Example 6, Amsterdam noise policy and examples
Amsterdam has a great need for new houses . Therefore even places exposed to high noise levels need to be considered. To ensure a minimum quality of life Amsterdam has a noise prevention policy (see appendix 1). In this noise policy the use of a quiet side is obligatory if the Dutch legal  upper noise limits are exceeded and required if the Dutch legal preferred limits are exceeded . There are several levels for influencing the noise level at buildings:
- the building plan: building orientation and shape, noise shields;
- at an architectural level: double facade or deaf facade;
- by facilities at the dwelling: loggia’s, closed balcony’s, noise screens fitted to the building (coulisse screens), absorbing walls;
- Urban planning and traffic measures including the use of noise reducing pavement.
Only the first three levels are discussed in this section. Urban planning and traffic measures are discussed further in the noise action plans of the cities.
In the Netherlands the noise legislation forbids the building of new houses at noise levels above the mentioned Dutch upper limit (see also endnote 2). The legislation allows some exceptions of which the following two are the most important:
- the use of a “deaf facade”
- the use of a curtain wall.
In the Amsterdam noise action plan 2008-2013 (European Noise Directive) the importance of quiet areas at a walking distance is also mentioned. This also compensates for the loudness in a city.
Examples in Amsterdam of building in noise congested areas
Science park in Amsterdam (east district).
The project in Science park was realised in 2008. The location is next to the railway line Amsterdam Almere-Amersfoort. Some of the interesting (noise) aspects of this project are the use of double facades and noise screens to provide protection against railway noise. See figure 1.
Laan van Spartaan in Amsterdam-West
This project is located between a central railway line on the eastside, the A10 motor highway on the west side and a city road (Jan van Galenstraat) on the south side. This project has been developed recently (partly). See figure 2.
Some of the interesting (noise) aspects of this project are:
- shielding buildings parallel to the A10 highway that frees the inner part of the plan from noise. At this side the quiet sides are situated.
- partly a court yard structure:
- curtain wall for the dwellings near the A10 highway;
- a (partly) deaf facade for the dwellings closest to the A10 highway.
Leeuw van Vlaanderen

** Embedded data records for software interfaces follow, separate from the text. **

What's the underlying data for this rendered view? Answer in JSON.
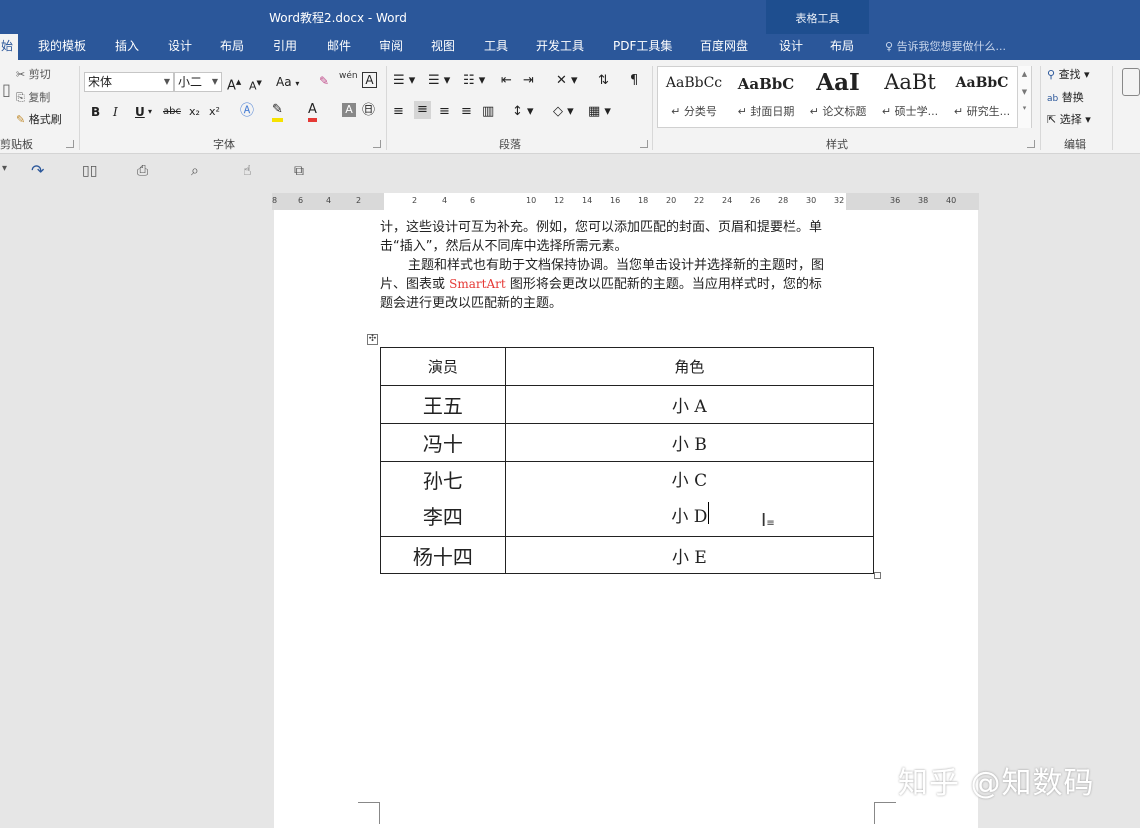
{
  "window": {
    "title": "Word教程2.docx - Word",
    "context_group": "表格工具"
  },
  "tabs": [
    {
      "label": "始",
      "active": true
    },
    {
      "label": "我的模板"
    },
    {
      "label": "插入"
    },
    {
      "label": "设计"
    },
    {
      "label": "布局"
    },
    {
      "label": "引用"
    },
    {
      "label": "邮件"
    },
    {
      "label": "审阅"
    },
    {
      "label": "视图"
    },
    {
      "label": "工具"
    },
    {
      "label": "开发工具"
    },
    {
      "label": "PDF工具集"
    },
    {
      "label": "百度网盘"
    },
    {
      "label": "设计"
    },
    {
      "label": "布局"
    }
  ],
  "tell_me": "告诉我您想要做什么...",
  "clipboard": {
    "cut": "剪切",
    "copy": "复制",
    "format_painter": "格式刷",
    "label": "剪贴板"
  },
  "font": {
    "name": "宋体",
    "size": "小二",
    "label": "字体",
    "grow": "A",
    "shrink": "A",
    "case": "Aa",
    "bold": "B",
    "italic": "I",
    "underline": "U",
    "strike": "abc",
    "sub": "x₂",
    "sup": "x²",
    "pinyin": "wén",
    "border_char": "A"
  },
  "paragraph": {
    "label": "段落"
  },
  "styles": {
    "label": "样式",
    "items": [
      {
        "sample": "AaBbCc",
        "name": "分类号"
      },
      {
        "sample": "AaBbC",
        "name": "封面日期"
      },
      {
        "sample": "AaI",
        "name": "论文标题"
      },
      {
        "sample": "AaBt",
        "name": "硕士学..."
      },
      {
        "sample": "AaBbC",
        "name": "研究生..."
      }
    ]
  },
  "editing": {
    "label": "编辑",
    "find": "查找",
    "replace": "替换",
    "select": "选择"
  },
  "ruler": {
    "marks": [
      "8",
      "6",
      "4",
      "2",
      "2",
      "4",
      "6",
      "10",
      "12",
      "14",
      "16",
      "18",
      "20",
      "22",
      "24",
      "26",
      "28",
      "30",
      "32",
      "36",
      "38",
      "40"
    ]
  },
  "document": {
    "paragraphs": [
      "计，这些设计可互为补充。例如，您可以添加匹配的封面、页眉和提要栏。单",
      "击“插入”，然后从不同库中选择所需元素。",
      "主题和样式也有助于文档保持协调。当您单击设计并选择新的主题时，图"
    ],
    "para4_pre": "片、图表或 ",
    "para4_red": "SmartArt",
    "para4_post": " 图形将会更改以匹配新的主题。当应用样式时，您的标",
    "para5": "题会进行更改以匹配新的主题。",
    "table": {
      "headers": [
        "演员",
        "角色"
      ],
      "rows": [
        {
          "actor": "王五",
          "role": "小 A"
        },
        {
          "actor": "冯十",
          "role": "小 B"
        },
        {
          "actor": "孙七",
          "role": "小 C"
        },
        {
          "actor": "李四",
          "role": "小 D"
        },
        {
          "actor": "杨十四",
          "role": "小 E"
        }
      ]
    }
  },
  "watermark": "知乎 @知数码"
}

This is a building from the sixties that was renovated in 2005. It is situated parallel to the A10 highway in Amsterdam-West, 10 feet behind the guardrail. The use of a shielding gallery and a quiet side are some of the aspects of this project. See Figure 3.

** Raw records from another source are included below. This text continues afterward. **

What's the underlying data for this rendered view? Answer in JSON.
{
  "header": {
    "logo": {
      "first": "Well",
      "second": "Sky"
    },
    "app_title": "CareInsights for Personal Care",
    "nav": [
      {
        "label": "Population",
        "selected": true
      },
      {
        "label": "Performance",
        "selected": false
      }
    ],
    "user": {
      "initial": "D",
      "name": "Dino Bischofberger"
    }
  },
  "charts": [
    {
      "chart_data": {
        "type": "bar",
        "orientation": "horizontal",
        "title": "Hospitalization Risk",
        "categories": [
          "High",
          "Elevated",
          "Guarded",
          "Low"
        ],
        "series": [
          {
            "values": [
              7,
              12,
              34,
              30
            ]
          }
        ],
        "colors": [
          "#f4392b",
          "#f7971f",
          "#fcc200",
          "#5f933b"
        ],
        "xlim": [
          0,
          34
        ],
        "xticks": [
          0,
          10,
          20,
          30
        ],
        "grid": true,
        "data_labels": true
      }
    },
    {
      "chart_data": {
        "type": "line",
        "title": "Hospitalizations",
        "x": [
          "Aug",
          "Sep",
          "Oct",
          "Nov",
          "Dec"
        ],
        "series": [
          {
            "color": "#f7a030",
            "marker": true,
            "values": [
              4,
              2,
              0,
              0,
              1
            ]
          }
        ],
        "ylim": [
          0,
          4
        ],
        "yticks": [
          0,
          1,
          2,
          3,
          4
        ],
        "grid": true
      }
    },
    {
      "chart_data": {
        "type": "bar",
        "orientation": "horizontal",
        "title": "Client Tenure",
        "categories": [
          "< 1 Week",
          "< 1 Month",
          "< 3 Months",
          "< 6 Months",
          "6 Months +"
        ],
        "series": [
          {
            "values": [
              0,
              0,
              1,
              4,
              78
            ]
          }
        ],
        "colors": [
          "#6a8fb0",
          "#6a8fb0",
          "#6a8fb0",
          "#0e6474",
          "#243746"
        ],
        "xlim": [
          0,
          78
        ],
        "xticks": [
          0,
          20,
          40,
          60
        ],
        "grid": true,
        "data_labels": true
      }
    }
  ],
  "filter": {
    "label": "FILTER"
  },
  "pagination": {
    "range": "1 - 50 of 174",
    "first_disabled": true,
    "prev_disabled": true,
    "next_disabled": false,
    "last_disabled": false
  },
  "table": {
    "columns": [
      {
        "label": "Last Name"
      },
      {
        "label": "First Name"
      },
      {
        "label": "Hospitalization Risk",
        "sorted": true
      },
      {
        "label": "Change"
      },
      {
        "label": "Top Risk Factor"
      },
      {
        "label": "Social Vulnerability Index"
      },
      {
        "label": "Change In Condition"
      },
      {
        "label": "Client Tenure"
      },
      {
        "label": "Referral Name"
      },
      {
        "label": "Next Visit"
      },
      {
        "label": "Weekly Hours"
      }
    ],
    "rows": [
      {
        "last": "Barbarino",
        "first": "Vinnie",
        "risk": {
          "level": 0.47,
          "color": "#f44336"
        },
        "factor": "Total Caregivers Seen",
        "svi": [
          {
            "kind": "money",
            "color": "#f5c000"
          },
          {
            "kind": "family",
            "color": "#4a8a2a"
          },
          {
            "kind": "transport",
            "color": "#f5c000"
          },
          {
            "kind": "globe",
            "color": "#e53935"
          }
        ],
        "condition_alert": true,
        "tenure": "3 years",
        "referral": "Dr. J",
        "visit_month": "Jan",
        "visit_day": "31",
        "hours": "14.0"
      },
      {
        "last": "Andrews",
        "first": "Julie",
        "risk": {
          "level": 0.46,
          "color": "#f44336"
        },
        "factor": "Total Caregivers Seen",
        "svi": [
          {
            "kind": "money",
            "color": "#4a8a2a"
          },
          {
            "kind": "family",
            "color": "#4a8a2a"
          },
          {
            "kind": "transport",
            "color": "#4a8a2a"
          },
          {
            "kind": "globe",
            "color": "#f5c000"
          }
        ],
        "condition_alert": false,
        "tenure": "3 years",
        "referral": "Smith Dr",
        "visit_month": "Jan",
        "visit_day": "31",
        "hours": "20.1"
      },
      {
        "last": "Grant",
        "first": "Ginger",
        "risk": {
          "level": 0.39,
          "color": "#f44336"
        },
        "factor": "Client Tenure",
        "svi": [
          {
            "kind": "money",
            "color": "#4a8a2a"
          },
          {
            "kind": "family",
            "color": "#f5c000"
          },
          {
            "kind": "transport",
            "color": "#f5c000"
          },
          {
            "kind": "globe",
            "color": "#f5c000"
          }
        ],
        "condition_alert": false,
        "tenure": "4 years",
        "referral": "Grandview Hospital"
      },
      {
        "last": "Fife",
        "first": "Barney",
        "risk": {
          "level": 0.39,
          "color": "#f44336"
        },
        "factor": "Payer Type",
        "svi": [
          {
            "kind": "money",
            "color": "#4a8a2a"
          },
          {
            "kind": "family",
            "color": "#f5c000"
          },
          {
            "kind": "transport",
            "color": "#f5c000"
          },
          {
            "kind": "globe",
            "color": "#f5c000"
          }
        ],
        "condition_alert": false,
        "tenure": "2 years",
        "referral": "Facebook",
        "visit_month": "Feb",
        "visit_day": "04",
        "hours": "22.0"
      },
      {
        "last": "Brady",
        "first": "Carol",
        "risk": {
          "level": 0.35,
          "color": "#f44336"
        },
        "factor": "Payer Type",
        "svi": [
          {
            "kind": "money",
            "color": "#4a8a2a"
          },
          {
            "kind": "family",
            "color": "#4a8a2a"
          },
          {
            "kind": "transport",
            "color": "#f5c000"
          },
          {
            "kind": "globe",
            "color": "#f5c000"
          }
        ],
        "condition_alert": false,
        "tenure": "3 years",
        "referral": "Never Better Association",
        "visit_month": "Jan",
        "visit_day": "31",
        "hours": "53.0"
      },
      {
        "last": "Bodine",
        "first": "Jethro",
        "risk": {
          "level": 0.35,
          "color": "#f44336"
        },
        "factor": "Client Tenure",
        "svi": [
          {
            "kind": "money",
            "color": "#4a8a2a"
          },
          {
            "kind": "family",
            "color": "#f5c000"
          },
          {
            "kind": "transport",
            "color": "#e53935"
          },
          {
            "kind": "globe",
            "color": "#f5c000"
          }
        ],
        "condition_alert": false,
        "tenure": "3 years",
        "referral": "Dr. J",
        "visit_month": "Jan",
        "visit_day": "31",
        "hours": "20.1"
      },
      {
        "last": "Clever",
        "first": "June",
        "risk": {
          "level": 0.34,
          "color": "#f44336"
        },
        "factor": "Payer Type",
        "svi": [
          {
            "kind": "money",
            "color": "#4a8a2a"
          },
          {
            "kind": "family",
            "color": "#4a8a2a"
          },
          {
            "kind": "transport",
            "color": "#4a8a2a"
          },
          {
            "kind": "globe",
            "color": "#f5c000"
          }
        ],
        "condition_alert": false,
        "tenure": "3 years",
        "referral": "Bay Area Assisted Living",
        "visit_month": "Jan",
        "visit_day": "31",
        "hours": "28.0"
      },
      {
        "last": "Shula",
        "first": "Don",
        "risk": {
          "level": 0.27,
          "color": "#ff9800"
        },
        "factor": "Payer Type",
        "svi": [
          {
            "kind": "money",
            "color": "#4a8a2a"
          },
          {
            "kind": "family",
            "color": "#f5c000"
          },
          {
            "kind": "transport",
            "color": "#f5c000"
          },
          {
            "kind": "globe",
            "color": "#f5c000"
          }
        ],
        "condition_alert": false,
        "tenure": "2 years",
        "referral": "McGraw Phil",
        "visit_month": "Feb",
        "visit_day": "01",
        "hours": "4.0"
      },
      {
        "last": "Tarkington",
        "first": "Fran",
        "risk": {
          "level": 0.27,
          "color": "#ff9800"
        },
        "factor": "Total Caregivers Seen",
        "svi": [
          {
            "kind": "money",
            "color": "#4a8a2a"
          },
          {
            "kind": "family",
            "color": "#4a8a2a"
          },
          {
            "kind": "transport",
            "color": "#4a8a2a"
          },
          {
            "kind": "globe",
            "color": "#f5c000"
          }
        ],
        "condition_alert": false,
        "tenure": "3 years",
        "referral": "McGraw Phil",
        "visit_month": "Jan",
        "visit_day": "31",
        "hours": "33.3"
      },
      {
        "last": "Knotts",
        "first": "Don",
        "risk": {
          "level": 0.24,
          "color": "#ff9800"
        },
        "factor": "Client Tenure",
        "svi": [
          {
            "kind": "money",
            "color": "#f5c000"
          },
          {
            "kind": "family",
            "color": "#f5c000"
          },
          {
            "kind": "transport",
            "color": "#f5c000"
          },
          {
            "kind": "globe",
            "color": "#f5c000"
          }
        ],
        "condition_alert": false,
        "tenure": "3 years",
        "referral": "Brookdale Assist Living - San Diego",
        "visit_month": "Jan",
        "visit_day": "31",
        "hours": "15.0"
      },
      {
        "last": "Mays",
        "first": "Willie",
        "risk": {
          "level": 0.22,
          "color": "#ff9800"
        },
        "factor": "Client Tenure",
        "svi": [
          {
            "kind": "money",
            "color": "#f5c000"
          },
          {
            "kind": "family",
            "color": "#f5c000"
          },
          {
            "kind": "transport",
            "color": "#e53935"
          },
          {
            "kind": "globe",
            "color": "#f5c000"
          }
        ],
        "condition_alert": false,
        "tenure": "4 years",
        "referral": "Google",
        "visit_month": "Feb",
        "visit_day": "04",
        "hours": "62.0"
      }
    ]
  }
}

Figures 4 and 5 show two more examples of shielding of houses from road traffic noise. A quiet back side is probably very important for the inhabitants of the houses in these example
Examples of Quiet Areas (QA)

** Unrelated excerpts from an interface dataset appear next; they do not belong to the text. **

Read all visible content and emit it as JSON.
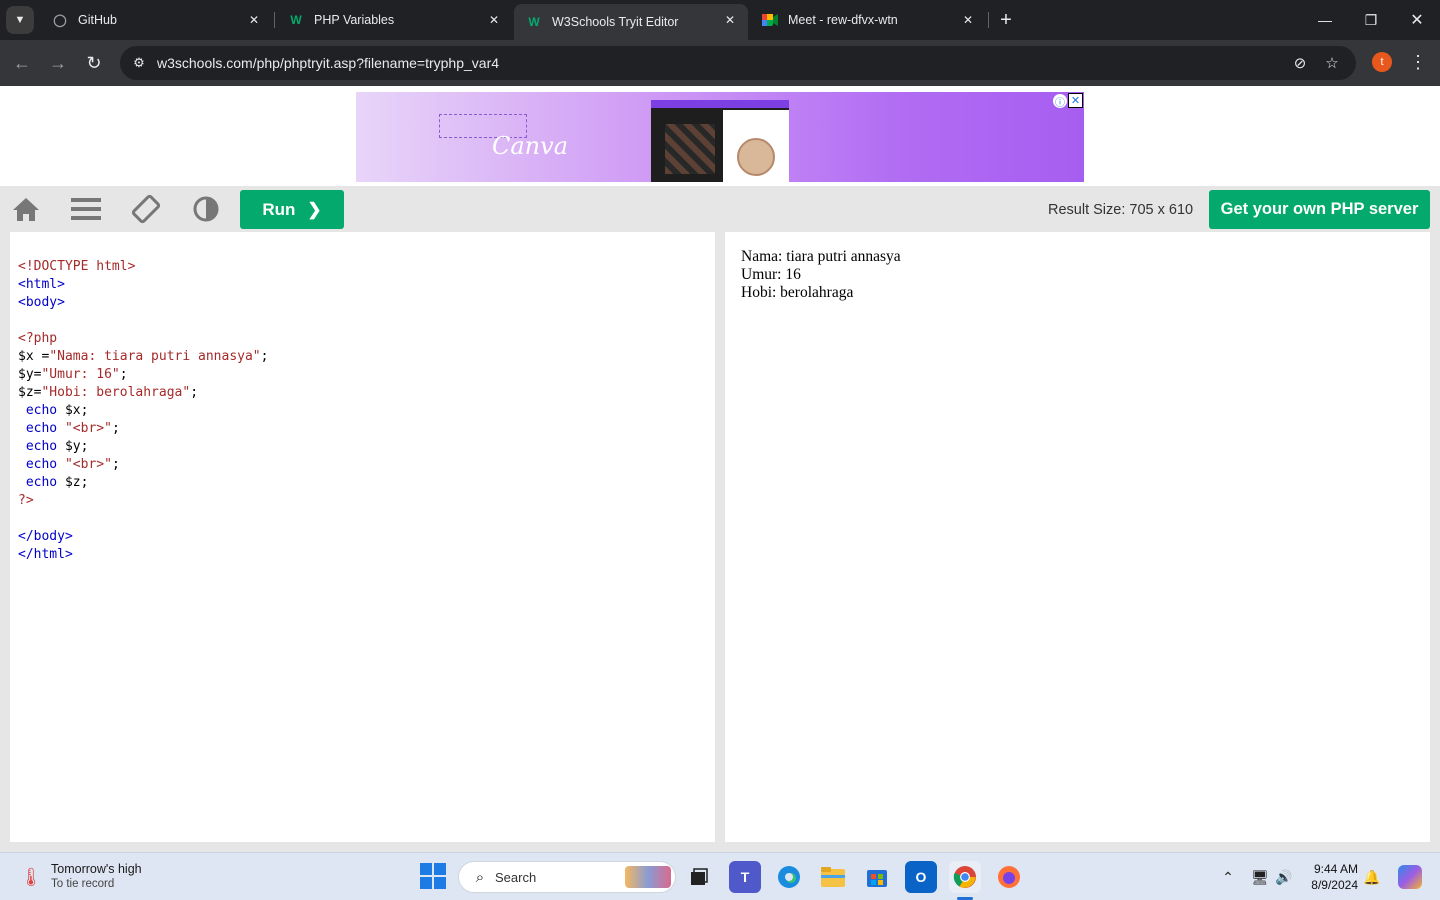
{
  "browser": {
    "tabs": [
      {
        "title": "GitHub",
        "icon": "github-icon"
      },
      {
        "title": "PHP Variables",
        "icon": "w3schools-icon"
      },
      {
        "title": "W3Schools Tryit Editor",
        "icon": "w3schools-icon",
        "active": true
      },
      {
        "title": "Meet - rew-dfvx-wtn",
        "icon": "google-meet-icon"
      }
    ],
    "url": "w3schools.com/php/phptryit.asp?filename=tryphp_var4",
    "profile_initial": "t"
  },
  "ad": {
    "brand": "Canva"
  },
  "tryit": {
    "run_label": "Run",
    "result_size": "Result Size: 705 x 610",
    "server_button": "Get your own PHP server"
  },
  "editor": {
    "lines": [
      "<!DOCTYPE html>",
      "<html>",
      "<body>",
      "",
      "<?php",
      "$x =\"Nama: tiara putri annasya\";",
      "$y=\"Umur: 16\";",
      "$z=\"Hobi: berolahraga\";",
      " echo $x;",
      " echo \"<br>\";",
      " echo $y;",
      " echo \"<br>\";",
      " echo $z;",
      "?>",
      "",
      "</body>",
      "</html>"
    ]
  },
  "result": {
    "lines": [
      "Nama: tiara putri annasya",
      "Umur: 16",
      "Hobi: berolahraga"
    ]
  },
  "taskbar": {
    "weather_title": "Tomorrow's high",
    "weather_sub": "To tie record",
    "search_label": "Search",
    "time": "9:44 AM",
    "date": "8/9/2024"
  },
  "colors": {
    "accent_green": "#04aa6d",
    "chrome_dark": "#202124",
    "chrome_toolbar": "#35363a"
  }
}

In 2008-2009 the ‘Amsterdam quiet areas project’ was performed. Respondents were asked for their favourite quiet site in the city. This resulted in 1.280 responses. In the picture below the most mentioned places are presented. In the background the calculated noise levels are shown, due to rail and road traffic.
It is important to preserve these quiet areas. In Amsterdam there is no policy for the preservation of quiet places yet, but there is a policy for the preservation of green areas. For more information see the publications by Frits van den Berg (literature section). Figures 7-9 show some examples of quiet areas in Amsterdam.
Appendix 1: Amsterdam noise policy and Dutch noise limits
Since 1990 Amsterdam had a noise policy for quiet sides, where the above mentioned principles are addressed. The main focus of this policy is:
- For new houses (i.e. planned houses) with a facade noise level that exceeds the legally preferred limit (48 dB), a quiet side (Lden <48 dB) is required
- This is done by urban planning or by facilities at the houses.
- Deviations on this general rule are possible but the higher the noise exposure the heavier the motivation duty.
- For buildings with a “deaf façade” (a facade with a noise level above the mandatory upper noise limit), a quiet side is always obligatory.
|Road traffic||48||53 (63)||33|
- In the "Structure vision Amsterdam 2040" the task for the period till 2040 is 70 000 new houses.
- The Dutch legal upper noise limit is 55 dB(A) for industry, 53 dB for high ways, 63 dB for city roads and 68 dB for railways.
- The Dutch legal lower noise limit (the so called "preferred limit") is 50 dB(A) for industry, 48 dB for non urban roads and urban roads and 55 dB for railways.
- Action plan of Amsterdam (only in Dutch). Amsterdam, 2008. Link: http://www.amsterdam.nl/gemeente/organisatie-diensten/dmb/publicaties/milieu/milieubeleid/actieplan_geluid/
- Brands, A.E. en G.P. van den Berg, gemeente Amsterdam, 2009 (only in Dutch), Link: http://www.rijksoverheid.nl/documenten-en-publicaties/brochures/2009/07/01/stille-gebieden-in-de-stad.html
- Frits van den Berg, Carlo Schoonebeek and Menno Hillebregt, On the definitions of quiet façades and quiet urban areas, paper for EURONOISE 2012 10–13 June, Prague.